----- Data section -----

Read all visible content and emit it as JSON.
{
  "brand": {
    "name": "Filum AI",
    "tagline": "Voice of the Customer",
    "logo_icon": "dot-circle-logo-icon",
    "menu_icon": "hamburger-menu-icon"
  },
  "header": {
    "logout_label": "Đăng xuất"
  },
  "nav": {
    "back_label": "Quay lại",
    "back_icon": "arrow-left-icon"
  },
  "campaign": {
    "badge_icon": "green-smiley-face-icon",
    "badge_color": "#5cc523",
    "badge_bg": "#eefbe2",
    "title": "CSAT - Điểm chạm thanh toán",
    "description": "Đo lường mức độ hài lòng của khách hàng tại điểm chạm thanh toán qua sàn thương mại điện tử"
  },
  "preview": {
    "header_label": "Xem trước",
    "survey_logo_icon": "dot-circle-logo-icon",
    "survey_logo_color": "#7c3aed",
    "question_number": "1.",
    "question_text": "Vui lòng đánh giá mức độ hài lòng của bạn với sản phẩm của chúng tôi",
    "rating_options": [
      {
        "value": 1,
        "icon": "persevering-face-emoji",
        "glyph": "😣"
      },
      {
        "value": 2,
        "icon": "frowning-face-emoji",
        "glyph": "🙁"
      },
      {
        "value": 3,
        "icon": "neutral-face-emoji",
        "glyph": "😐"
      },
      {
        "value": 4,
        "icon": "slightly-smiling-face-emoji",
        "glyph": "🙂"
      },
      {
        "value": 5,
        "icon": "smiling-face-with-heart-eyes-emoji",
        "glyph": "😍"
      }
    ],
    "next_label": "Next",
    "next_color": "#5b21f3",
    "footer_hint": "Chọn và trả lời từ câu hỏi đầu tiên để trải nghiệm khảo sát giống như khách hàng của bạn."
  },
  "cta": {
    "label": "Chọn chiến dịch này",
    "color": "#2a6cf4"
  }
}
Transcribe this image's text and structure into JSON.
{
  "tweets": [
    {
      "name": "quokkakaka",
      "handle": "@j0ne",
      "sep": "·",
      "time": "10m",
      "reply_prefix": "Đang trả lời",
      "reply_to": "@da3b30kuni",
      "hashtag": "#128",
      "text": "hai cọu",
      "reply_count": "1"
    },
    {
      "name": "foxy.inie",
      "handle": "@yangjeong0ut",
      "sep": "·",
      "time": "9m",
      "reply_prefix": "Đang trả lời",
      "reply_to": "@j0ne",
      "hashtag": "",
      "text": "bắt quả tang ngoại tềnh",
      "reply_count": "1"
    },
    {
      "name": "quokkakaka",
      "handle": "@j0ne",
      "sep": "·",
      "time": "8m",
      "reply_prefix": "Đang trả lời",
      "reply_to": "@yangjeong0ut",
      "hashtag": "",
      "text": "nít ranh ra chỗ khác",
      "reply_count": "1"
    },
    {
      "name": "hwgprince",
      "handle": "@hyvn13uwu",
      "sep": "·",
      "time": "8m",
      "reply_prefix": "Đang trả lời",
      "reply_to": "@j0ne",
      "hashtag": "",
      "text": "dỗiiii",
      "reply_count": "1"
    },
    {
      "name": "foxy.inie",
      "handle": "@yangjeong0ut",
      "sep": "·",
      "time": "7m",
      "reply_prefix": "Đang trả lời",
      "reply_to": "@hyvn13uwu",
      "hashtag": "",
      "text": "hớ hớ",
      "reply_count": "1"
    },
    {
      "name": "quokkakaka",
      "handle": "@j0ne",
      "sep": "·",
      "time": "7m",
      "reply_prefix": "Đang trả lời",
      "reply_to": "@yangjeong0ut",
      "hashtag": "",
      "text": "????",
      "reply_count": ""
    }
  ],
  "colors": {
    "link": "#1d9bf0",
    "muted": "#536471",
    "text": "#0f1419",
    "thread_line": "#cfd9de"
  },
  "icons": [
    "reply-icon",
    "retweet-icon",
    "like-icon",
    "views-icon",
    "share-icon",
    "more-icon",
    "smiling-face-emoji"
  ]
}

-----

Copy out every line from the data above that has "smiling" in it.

        "icon": "slightly-smiling-face-emoji",
        "icon": "smiling-face-with-heart-eyes-emoji",
    "smiling-face-emoji"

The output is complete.